In 1886, he produced his two best-known works, the witty (and mostly irreverent) Carnival of the Animals and the grandest of French symphonies, his Third, the famous “Organ” Symphony which he dedicated to the memory of his friend, Franz Liszt, who had just died.
The Bassoon Sonata is one of three wind sonatas composed in his final year. It is amazing to hear it, once you realize it was written in 1921 and recall how, at the first concert performance of Stravinsky's Rite of Spring a year after its premiere, he famously stalked out of the hall shortly after the music began, complaining about the composer's misuse of the bassoon in its famous opening solo.
When Saint-Saëns was young, he was considered a progressive, championing the more radical styles of Liszt and Berlioz. Born eight years after Beethoven's death, his early career ran parallel with the mature Chopin and Mendelssohn. He was considered “the most German of all French composers” mostly because he often wrote with a sense of counterpoint – writing independent lines that worked melodically as well as harmonically rather than in the standard melody-plus-accompaniment approach – which was considered an academic German technique. When they called him “The French Beethoven,” it was not always meant as a compliment.
|En route to California, 1915|
We often hear about people reaching their old age turning to the past. But if you check with those who remain vitally involved with the present and thinking about their future, what keeps them going is keeping busy, getting involved in some project or other, perhaps volunteering to keep active or doing something they've always enjoyed, that gives them a sense of purpose. Certainly, a composer as successful and productive as Saint-Saëns could have ridden out retirement on a vast collection of well-deserved laurels.
But instead, at 85, Saint-Saëns was planning a series of sonatas for wind instruments. He'd already completed one for oboe and another one for clarinet when, in May, 1921, he began this one for bassoon. Finishing it in June, he'd planned on writing three more, though we don't know exactly what they might've become.
Throughout his life, he was also a fine pianist. He'd already given his "farewell concert" in 1913, but World War I brought him back to perform numerous concerts to raise money for various war-related charities and to help build morale in those very dark times. On November 5th, 1921, less than a month after turning 86, Saint-Saëns gave a recital at Paris' famed Institute for a large invited audience. According to a French musicologist writing a tribute to him in 1922, his playing was as vivid and precise as ever, and that his personal bearing gave no hint of the heart attack that would suddenly end his life a little over a month later.
Saint-Saëns at his best is usually regarded today as a composer of great facility while the music of his last decade is generally overlooked if not dismissed. That, however, is only in the context of what was being written around him. If an old dog cannot be expected to learn new tricks, why should we begrudge a composer in his 80s for waxing nostalgic over the Good Old Days?

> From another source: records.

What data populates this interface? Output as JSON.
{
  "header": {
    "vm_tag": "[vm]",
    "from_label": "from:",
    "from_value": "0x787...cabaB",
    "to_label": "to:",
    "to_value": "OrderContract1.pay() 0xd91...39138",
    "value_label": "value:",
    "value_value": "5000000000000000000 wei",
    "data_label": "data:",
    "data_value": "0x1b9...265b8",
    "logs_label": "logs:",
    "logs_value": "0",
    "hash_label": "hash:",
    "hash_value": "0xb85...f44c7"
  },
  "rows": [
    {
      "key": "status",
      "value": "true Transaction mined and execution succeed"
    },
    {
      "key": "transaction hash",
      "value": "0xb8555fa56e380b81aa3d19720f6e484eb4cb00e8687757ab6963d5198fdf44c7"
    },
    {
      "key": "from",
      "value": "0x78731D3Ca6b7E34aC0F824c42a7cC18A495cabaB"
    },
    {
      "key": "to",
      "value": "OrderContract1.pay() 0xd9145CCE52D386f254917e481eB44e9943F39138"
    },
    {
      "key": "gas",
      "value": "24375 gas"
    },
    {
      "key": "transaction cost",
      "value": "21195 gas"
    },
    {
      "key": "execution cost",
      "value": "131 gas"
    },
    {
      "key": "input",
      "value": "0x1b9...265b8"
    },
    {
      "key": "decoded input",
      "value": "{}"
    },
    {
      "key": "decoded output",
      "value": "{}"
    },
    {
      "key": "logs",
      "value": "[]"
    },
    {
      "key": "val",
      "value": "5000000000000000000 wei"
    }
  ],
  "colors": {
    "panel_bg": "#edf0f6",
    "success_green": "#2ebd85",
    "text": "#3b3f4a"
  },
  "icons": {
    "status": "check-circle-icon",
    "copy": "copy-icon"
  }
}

Rossini and Sibelius are two famous composers who chose to stop writing at the peak of their careers because the latest trends were becoming so foreign to them, spending their final decades in silence. We often wonder “what if...?”
Saint-Saëns at least kept on going, right to the very end.
- Dick Strawser